The University of Tennessee has placed on administrative leave Gary Sousa, director of the school's Pride of the Southland marching band since 1997, citing "insubordination, misrepresentation of facts, and a lack of confidence in Sousa's ability to work constructively and collaboratively with others going forward." The announcement came Monday after Sousa, band members and alumni spoke out last week over concerns that band traditions were being threatened by the athletic department. Complaints centered on the band's reduced playing time, travel and budget. In a letter to Sousa, who reportedly earns $152,000 annually, UT provost Susan Martin noted, "Competition for resources and conflict between competing interests within the university are normal.

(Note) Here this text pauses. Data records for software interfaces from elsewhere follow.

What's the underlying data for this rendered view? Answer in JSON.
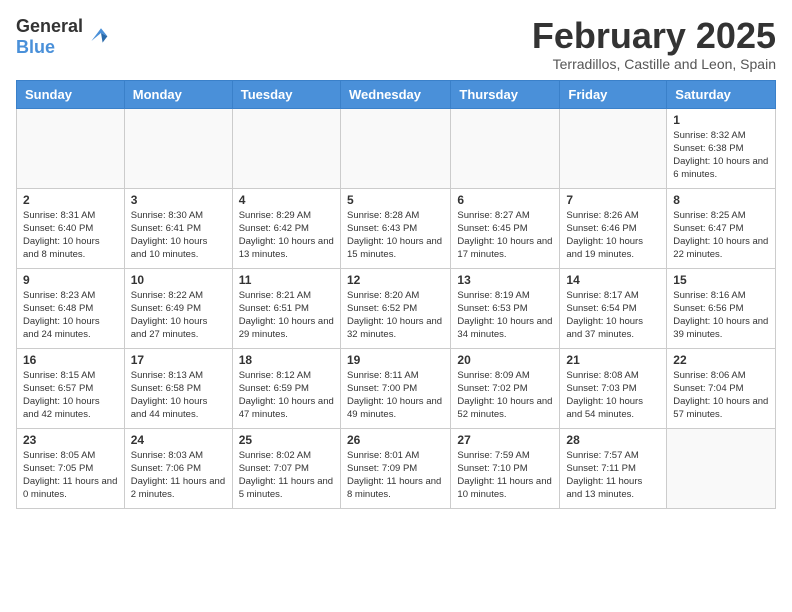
{
  "header": {
    "logo_general": "General",
    "logo_blue": "Blue",
    "month_year": "February 2025",
    "location": "Terradillos, Castille and Leon, Spain"
  },
  "days_of_week": [
    "Sunday",
    "Monday",
    "Tuesday",
    "Wednesday",
    "Thursday",
    "Friday",
    "Saturday"
  ],
  "weeks": [
    {
      "days": [
        {
          "date": "",
          "info": ""
        },
        {
          "date": "",
          "info": ""
        },
        {
          "date": "",
          "info": ""
        },
        {
          "date": "",
          "info": ""
        },
        {
          "date": "",
          "info": ""
        },
        {
          "date": "",
          "info": ""
        },
        {
          "date": "1",
          "info": "Sunrise: 8:32 AM\nSunset: 6:38 PM\nDaylight: 10 hours and 6 minutes."
        }
      ]
    },
    {
      "days": [
        {
          "date": "2",
          "info": "Sunrise: 8:31 AM\nSunset: 6:40 PM\nDaylight: 10 hours and 8 minutes."
        },
        {
          "date": "3",
          "info": "Sunrise: 8:30 AM\nSunset: 6:41 PM\nDaylight: 10 hours and 10 minutes."
        },
        {
          "date": "4",
          "info": "Sunrise: 8:29 AM\nSunset: 6:42 PM\nDaylight: 10 hours and 13 minutes."
        },
        {
          "date": "5",
          "info": "Sunrise: 8:28 AM\nSunset: 6:43 PM\nDaylight: 10 hours and 15 minutes."
        },
        {
          "date": "6",
          "info": "Sunrise: 8:27 AM\nSunset: 6:45 PM\nDaylight: 10 hours and 17 minutes."
        },
        {
          "date": "7",
          "info": "Sunrise: 8:26 AM\nSunset: 6:46 PM\nDaylight: 10 hours and 19 minutes."
        },
        {
          "date": "8",
          "info": "Sunrise: 8:25 AM\nSunset: 6:47 PM\nDaylight: 10 hours and 22 minutes."
        }
      ]
    },
    {
      "days": [
        {
          "date": "9",
          "info": "Sunrise: 8:23 AM\nSunset: 6:48 PM\nDaylight: 10 hours and 24 minutes."
        },
        {
          "date": "10",
          "info": "Sunrise: 8:22 AM\nSunset: 6:49 PM\nDaylight: 10 hours and 27 minutes."
        },
        {
          "date": "11",
          "info": "Sunrise: 8:21 AM\nSunset: 6:51 PM\nDaylight: 10 hours and 29 minutes."
        },
        {
          "date": "12",
          "info": "Sunrise: 8:20 AM\nSunset: 6:52 PM\nDaylight: 10 hours and 32 minutes."
        },
        {
          "date": "13",
          "info": "Sunrise: 8:19 AM\nSunset: 6:53 PM\nDaylight: 10 hours and 34 minutes."
        },
        {
          "date": "14",
          "info": "Sunrise: 8:17 AM\nSunset: 6:54 PM\nDaylight: 10 hours and 37 minutes."
        },
        {
          "date": "15",
          "info": "Sunrise: 8:16 AM\nSunset: 6:56 PM\nDaylight: 10 hours and 39 minutes."
        }
      ]
    },
    {
      "days": [
        {
          "date": "16",
          "info": "Sunrise: 8:15 AM\nSunset: 6:57 PM\nDaylight: 10 hours and 42 minutes."
        },
        {
          "date": "17",
          "info": "Sunrise: 8:13 AM\nSunset: 6:58 PM\nDaylight: 10 hours and 44 minutes."
        },
        {
          "date": "18",
          "info": "Sunrise: 8:12 AM\nSunset: 6:59 PM\nDaylight: 10 hours and 47 minutes."
        },
        {
          "date": "19",
          "info": "Sunrise: 8:11 AM\nSunset: 7:00 PM\nDaylight: 10 hours and 49 minutes."
        },
        {
          "date": "20",
          "info": "Sunrise: 8:09 AM\nSunset: 7:02 PM\nDaylight: 10 hours and 52 minutes."
        },
        {
          "date": "21",
          "info": "Sunrise: 8:08 AM\nSunset: 7:03 PM\nDaylight: 10 hours and 54 minutes."
        },
        {
          "date": "22",
          "info": "Sunrise: 8:06 AM\nSunset: 7:04 PM\nDaylight: 10 hours and 57 minutes."
        }
      ]
    },
    {
      "days": [
        {
          "date": "23",
          "info": "Sunrise: 8:05 AM\nSunset: 7:05 PM\nDaylight: 11 hours and 0 minutes."
        },
        {
          "date": "24",
          "info": "Sunrise: 8:03 AM\nSunset: 7:06 PM\nDaylight: 11 hours and 2 minutes."
        },
        {
          "date": "25",
          "info": "Sunrise: 8:02 AM\nSunset: 7:07 PM\nDaylight: 11 hours and 5 minutes."
        },
        {
          "date": "26",
          "info": "Sunrise: 8:01 AM\nSunset: 7:09 PM\nDaylight: 11 hours and 8 minutes."
        },
        {
          "date": "27",
          "info": "Sunrise: 7:59 AM\nSunset: 7:10 PM\nDaylight: 11 hours and 10 minutes."
        },
        {
          "date": "28",
          "info": "Sunrise: 7:57 AM\nSunset: 7:11 PM\nDaylight: 11 hours and 13 minutes."
        },
        {
          "date": "",
          "info": ""
        }
      ]
    }
  ]
}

Your actions to circumvent the normal methods of conflict resolution are shockingly insubordinate." Don Ryder, a 14-year veteran of the UT music department, will serve as interim band director for the rest of the fall semester. "We fully support the Pride of the Southland Band. We want every student musician to have a great experience and enjoy being part of a wonderful and cherished tradition," UT chancellor Jimmy G. Cheek said in a university release. "The Pride has a 144-year esteemed history with our university. It is never about just one person. We must stand together and work together to create the very best game day experience for all."

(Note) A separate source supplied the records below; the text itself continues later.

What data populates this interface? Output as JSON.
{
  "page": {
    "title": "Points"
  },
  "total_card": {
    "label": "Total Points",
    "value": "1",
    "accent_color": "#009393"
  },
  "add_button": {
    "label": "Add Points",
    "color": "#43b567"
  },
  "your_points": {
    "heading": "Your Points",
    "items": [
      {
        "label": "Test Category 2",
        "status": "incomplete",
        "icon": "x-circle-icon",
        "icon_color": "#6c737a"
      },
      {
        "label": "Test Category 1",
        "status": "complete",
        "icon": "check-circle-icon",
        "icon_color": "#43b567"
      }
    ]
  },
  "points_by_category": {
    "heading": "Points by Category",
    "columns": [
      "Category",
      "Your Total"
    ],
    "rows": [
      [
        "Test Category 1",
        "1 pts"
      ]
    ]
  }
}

- by Paul Steinbach
- October 2013
Paul Steinbach is Senior Editor of Athletic Business.
Can FCS Schools Benefit from a 12-Game Schedule? NCAA football's top tier, FBS, and Division I's FCS branch differ in the number of allowable regular-season games. FBS teams play 12, and have since 2006. In FCS, 11 are permitted, with a dozen acceptable in occasional years, depending on how the calendar falls. Two FCS leagues, the Ohio Valley and Southland, are behind legislation that would give FCS members the option of playing 12 regular-season games every year. The so-called "permissive proposal" is scheduled for submission into the 2016-17 NCAA Division I legislative cycle. read more
In-Helmet Communication Coming to College Football? Coaches and administrators might have found common ground with the idea that their sport would benefit from the implementation of headset technology, which would allow communication between a coach and an individual offensive and defensive player during the course of a game. read more
County's Concussion Law Would Mandate Safety Courses The Erie County Legislature is poised to approve a new law that would fine youth sports organizations $100 to $200 if they cannot produce records showing that all of their coaches have taken concussion safety courses either in person, read more
Is the NFL Looking to Make Kickoffs Safer? The NFL is assessing the viability of further rules changes on kickoffs with unprecedented input from the league's special-teams coordinators, who want to save the exciting play from extinction. Dean Blandino, the NFL's vice president of officiating, recently held a conference call with special-teams coordinators from all 32 teams to discuss the kickoff and ways to make it safer, two people with knowledge of the call told USA TODAY Sports. No rules changes would take effect this fall. But the coaches were told to be ready in the unlikely event that the NFL conducted an experiment during part of the 2016 preseason, said the people, who spoke on condition of anonymity because they were not authorized to discuss the call. read more
Holtz: Eight-Team College Football Playoff Only Fair Lou Holtz retired last season from his college football gig on ESPN, but if he ever were to take part in another mock trial arguing his case opposite "lawyer" Mark May in front of "judge" Chris Fowler, the former Notre Dame coach would advocate for an expansion of the two-year-old College Football Playoff system from four teams to eight. read more
Superintendent Faces Tough Call in Wake of Turf Fight This is not an easy situation we’ve got here in Wichita Falls. It’s ugly. Wichita Falls Independent School District Athletic Director Scot Hafley has been accused of losing self-control with a public tirade. I'm not sure it was as bad as it was portrayed on social media, but the pile-on is pretty easy. read more
History of the Major Sports Drafts The draft is a relatively recent addition to most major sports, allowing teams to choose from the best up-and-coming players in the hopes that the worst teams will have the greatest chance to improve. These are the histories and experiences of the four major professional leagues: NFL Football's draft dates to 1936, after then-Eagles owner Bert Bell argued within the sport for an alternative to the waiver system created in 1934. Bell contended that the league needed a way to ensure competitive balance - that the worst team in the league would have the best chance to improve by selecting the best available college talent. The waiver system favored those teams that could afford to pay top money for players, leaving teams like Bell's Eagles at a disadvantage. read more